James Roosevelt Roosevelt
Rosey Roosevelt.jpg
BornApril 27, 1854
DiedMay 7, 1927 (1927-05-08) (aged 73)
Other namesRosy
Alma materColumbia University (1877)
Helen Schermerhorn Astor
(m. 1878; died 1893)
Elizabeth Riley
(m. 1914)
Children2, including Tadd
RelativesRoosevelt family

James Roosevelt "Rosy" Roosevelt (April 27, 1854 – May 7, 1927) was an American diplomat, heir, and the older half-brother of Franklin Delano Roosevelt, the 32nd president of the United States.[1]

Early life

James Roosevelt "Rosy" Roosevelt was born on April 27, 1854.[2] He was the son of James Roosevelt I (1828–1900) and his first wife, Rebecca Brien Howland (1831–1876), who were second cousins.[3] When his father died in 1900, the family's estate was split between Rosy and his half-brother, Franklin.[1] Throughout his life he was considered "an aimless if charming member of New York society's sporting set."[4]


Roosevelt graduated with honors from Columbia College in 1877.[5] President Grover Cleveland, who counted Rosy's father as a friend and supporter, appointed him first secretary of the United States legation in Vienna, Austria and as first secretary of the embassy in London, England.[1][6]

Roosevelt was a trustee of the Cathedral of St. John the Divine and a close friend of Cardinal Patrick Joseph Hayes. He donated more than $250,000 to St. Francis Hospital in New York and also gave substantial funds to the parish of St. James Episcopal Church in Hyde Park, New York.[1]

During World War I, he sold Liberty bonds and war savings stamps from an office he maintained in New York's Post Office Building.[5]

Personal life

On November 18, 1878, Roosevelt married Helen Schermerhorn Astor (1855–1893), the second daughter of businessman William Backhouse Astor Jr. (1829–1892) and socialite Caroline Webster Schermerhorn (1830–1908).[7][8] Together, Roosevelt and Helen had two children:

After his first wife's death in 1893, Roosevelt married Elizabeth Riley on August 7, 1914.[1] On May 7, 1927, Roosevelt died at his Hyde Park home as a result of complications related to bronchitis and asthma, according to news reports at the time.
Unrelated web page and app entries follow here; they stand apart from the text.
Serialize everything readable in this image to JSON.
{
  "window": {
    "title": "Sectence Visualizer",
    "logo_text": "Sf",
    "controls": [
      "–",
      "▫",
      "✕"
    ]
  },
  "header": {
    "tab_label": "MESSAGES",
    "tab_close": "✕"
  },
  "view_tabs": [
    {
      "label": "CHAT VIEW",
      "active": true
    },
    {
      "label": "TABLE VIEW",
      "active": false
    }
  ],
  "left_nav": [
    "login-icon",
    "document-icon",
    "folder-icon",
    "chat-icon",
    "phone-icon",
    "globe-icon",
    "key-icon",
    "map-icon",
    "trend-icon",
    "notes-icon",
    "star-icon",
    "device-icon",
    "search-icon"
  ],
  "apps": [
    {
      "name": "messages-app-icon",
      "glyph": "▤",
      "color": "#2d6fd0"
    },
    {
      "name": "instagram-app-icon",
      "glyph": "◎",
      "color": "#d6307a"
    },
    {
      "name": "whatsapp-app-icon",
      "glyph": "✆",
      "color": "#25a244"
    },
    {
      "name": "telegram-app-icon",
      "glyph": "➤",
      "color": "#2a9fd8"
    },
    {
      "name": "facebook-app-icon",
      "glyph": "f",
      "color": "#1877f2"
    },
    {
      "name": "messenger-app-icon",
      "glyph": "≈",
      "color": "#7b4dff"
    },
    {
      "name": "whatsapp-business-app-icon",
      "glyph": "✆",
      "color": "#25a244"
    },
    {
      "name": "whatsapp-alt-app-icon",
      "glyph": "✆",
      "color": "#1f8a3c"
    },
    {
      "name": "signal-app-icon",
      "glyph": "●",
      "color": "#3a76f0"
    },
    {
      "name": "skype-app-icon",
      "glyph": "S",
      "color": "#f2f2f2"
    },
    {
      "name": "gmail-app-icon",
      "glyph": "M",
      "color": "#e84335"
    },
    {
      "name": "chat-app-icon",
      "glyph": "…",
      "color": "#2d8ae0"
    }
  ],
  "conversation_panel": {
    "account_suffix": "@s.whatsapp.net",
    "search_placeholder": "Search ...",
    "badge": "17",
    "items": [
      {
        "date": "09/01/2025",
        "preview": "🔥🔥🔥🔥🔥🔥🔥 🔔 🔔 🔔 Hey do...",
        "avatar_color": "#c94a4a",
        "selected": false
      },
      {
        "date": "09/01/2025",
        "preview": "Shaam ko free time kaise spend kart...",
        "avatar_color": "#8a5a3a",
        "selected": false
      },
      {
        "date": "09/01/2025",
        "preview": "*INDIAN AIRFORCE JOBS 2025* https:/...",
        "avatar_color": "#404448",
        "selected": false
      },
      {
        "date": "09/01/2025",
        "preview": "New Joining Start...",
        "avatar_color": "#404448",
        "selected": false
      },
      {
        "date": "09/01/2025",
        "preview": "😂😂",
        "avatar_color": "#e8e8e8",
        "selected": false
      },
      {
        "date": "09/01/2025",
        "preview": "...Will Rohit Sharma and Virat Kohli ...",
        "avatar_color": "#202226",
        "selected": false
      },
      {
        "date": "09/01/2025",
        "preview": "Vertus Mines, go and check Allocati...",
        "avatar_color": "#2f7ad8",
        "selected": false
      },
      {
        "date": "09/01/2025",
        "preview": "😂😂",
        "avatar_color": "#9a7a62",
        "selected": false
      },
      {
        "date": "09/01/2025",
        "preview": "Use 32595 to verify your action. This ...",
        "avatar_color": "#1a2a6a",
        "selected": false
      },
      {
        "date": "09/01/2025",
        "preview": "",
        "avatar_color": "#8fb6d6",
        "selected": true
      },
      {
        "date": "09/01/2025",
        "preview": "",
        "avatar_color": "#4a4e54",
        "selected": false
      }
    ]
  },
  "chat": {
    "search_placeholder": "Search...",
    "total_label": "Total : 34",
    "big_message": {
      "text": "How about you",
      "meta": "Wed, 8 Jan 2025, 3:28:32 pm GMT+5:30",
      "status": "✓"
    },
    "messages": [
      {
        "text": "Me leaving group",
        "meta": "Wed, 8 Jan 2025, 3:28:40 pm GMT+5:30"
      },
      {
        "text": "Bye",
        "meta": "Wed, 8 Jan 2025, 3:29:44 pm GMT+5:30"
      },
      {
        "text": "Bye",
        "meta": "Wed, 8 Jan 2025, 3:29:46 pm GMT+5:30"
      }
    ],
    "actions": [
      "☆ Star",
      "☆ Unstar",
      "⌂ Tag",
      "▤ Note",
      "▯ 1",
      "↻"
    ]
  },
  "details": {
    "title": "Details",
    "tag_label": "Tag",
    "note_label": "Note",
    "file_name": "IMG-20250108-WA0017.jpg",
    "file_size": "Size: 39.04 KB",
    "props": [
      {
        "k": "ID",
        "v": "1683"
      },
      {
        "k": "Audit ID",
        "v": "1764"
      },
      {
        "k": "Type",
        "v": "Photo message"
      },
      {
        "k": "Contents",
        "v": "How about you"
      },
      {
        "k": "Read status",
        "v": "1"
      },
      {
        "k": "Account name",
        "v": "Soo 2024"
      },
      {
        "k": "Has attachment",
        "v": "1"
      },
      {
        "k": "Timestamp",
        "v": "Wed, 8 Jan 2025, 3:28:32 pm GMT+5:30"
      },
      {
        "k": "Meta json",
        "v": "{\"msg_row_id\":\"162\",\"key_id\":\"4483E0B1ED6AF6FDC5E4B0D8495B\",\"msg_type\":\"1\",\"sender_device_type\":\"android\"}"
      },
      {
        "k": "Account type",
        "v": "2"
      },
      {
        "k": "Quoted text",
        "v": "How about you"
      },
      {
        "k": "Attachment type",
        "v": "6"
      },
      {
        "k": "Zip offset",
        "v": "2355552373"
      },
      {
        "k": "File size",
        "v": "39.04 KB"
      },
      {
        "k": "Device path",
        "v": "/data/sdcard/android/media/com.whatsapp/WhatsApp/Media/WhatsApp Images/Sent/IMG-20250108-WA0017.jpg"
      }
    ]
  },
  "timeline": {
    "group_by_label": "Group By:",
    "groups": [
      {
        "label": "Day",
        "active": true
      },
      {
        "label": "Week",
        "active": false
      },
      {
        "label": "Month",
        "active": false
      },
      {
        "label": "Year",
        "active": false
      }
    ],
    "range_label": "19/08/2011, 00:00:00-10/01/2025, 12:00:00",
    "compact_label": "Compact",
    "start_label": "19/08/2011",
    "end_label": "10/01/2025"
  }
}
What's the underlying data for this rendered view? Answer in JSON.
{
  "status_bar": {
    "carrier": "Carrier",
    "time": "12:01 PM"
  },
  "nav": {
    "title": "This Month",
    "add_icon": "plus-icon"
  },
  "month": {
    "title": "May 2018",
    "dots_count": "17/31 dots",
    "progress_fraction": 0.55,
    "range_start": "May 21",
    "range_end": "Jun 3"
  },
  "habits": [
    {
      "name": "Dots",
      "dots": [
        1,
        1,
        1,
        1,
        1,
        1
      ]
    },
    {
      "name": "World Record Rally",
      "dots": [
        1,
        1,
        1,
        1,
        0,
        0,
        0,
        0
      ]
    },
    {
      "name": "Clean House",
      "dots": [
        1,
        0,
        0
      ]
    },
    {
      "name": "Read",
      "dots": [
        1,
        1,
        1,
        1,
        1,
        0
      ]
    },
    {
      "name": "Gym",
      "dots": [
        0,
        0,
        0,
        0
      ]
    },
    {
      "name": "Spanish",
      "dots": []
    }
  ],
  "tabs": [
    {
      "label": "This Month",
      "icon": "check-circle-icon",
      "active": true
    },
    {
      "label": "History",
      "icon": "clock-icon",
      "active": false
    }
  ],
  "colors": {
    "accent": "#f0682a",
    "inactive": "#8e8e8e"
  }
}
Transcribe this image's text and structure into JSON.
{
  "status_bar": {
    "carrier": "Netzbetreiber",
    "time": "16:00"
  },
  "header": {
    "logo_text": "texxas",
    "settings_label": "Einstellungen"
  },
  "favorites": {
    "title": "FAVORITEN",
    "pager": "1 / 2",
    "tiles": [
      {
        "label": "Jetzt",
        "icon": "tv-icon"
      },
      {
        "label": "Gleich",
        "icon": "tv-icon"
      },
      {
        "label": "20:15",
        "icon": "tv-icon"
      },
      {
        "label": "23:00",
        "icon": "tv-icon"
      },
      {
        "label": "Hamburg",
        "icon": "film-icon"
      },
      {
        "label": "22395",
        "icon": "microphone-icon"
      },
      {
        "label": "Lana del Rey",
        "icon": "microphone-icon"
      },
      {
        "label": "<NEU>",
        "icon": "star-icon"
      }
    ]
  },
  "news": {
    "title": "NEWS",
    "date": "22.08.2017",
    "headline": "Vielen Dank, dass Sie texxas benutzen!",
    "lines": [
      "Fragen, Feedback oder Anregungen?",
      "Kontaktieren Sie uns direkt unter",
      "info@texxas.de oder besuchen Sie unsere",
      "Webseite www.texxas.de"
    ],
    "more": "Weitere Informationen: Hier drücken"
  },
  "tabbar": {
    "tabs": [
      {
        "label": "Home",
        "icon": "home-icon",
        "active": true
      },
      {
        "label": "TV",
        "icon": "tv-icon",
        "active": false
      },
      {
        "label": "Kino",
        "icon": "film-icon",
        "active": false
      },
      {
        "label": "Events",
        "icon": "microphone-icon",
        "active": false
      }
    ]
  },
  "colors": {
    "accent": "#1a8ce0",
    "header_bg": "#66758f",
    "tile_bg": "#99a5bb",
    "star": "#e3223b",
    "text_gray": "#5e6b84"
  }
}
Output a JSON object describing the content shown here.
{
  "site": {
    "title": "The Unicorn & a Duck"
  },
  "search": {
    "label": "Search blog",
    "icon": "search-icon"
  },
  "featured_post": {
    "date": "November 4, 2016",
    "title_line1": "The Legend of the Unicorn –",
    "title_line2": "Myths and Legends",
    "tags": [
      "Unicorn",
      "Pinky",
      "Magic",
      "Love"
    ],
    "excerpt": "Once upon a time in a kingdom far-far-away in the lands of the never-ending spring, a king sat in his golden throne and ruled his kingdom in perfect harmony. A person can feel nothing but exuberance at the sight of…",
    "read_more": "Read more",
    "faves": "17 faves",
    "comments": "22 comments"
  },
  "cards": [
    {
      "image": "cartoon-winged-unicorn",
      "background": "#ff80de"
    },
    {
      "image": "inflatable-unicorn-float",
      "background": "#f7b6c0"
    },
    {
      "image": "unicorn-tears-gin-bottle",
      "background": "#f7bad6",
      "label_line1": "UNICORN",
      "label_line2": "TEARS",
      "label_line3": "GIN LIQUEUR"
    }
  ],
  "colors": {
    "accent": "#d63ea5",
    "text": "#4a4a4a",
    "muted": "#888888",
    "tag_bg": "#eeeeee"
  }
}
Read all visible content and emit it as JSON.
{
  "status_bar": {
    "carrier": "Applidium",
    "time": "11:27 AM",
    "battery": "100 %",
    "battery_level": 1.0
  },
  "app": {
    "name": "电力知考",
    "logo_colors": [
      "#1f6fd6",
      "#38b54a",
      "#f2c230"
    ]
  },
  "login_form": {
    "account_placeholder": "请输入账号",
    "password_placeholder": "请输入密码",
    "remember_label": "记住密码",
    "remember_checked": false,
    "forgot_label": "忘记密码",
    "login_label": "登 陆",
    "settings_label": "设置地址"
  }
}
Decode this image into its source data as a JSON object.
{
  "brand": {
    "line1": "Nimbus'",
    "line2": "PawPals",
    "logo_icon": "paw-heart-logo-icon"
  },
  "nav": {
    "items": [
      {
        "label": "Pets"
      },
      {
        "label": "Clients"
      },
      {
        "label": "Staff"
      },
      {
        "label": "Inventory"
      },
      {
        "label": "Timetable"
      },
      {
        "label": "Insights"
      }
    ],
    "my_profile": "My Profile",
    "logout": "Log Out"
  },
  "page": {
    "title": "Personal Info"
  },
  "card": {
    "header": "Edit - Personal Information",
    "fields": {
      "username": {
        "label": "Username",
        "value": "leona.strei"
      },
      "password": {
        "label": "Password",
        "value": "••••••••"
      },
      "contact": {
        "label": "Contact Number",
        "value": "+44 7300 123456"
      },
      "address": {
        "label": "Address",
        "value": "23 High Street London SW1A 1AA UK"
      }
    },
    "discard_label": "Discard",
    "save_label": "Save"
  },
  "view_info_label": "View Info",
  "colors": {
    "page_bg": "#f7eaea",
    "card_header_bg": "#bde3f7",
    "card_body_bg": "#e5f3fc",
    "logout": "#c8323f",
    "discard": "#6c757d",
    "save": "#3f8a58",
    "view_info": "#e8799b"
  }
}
His second wife died in 1948.[1]


  1. ^ a b c d e f Times, Special to The New York (8 May 1927). "J. R. Roosevelt, 73, Dies at Hyde Park; Philanthropist and Trustee of the Cathedral of St. John the Divine. Victim of Bronchitis – Brother-in-Law of Late Col. J. J. Astor and Half Brother of Franklin D. Roosevelt". The New York Times. Retrieved 21 June 2017.
  2. ^ "Roosevelt – Claes Martensen of New Amsterdam–New York City".
  3. ^ Whittelsey, Charles Barney (1902). The Roosevelt Genealogy, 1649-1902. Press of J.B. Burr & Company. Retrieved 21 June 2017.
  4. ^ Ware, Susan. "Hyde Park Bucolic" The New York Times. (July 14, 1985). Review of Ward, Geoffrey C. Feore the Trumpet Young Franklin Roosevelt: 1882–1905 (New York: Harper & Row, 1985)
  5. ^ a b Timcs, pecia! to Tle 2ocw 7ork (May 8, 1927). "J. R. ROOSEVELT, 73, DIES AT HYDE PARK; Philanthropist and Trustee of the Cathedral of St. John the Divine. VICTIM OF BRONCHITIS Brother-in-Law of Late Col. J, J, Astor and Half Brother of Franklin D. Roosevelt". The New York Times.
  6. ^ "LIFE". 9 September 1940.
  7. ^ "A Notable Social Event; The Wedding of Miss Astor and Mr. Roosevelt; An English Morning Ceremony in Grace Church the Reception in the Astor Mansion; The Bride's Presents and Some of the Costumes". The New York Times. 19 November 1878. Retrieved 21 June 2017.
  8. ^ "Court Disposes of an Astor Fund.; Provisions as to It in Mrs. Roosevelt's Will Held to be Inoperative". The New York Times. 25 May 1894. Retrieved 21 June 2017.
  9. ^ "Mrs. Theodore Robinson Dies | Navy Official's Widow Was 80". The New York Times. July 10, 1962. Retrieved 4 October 2016.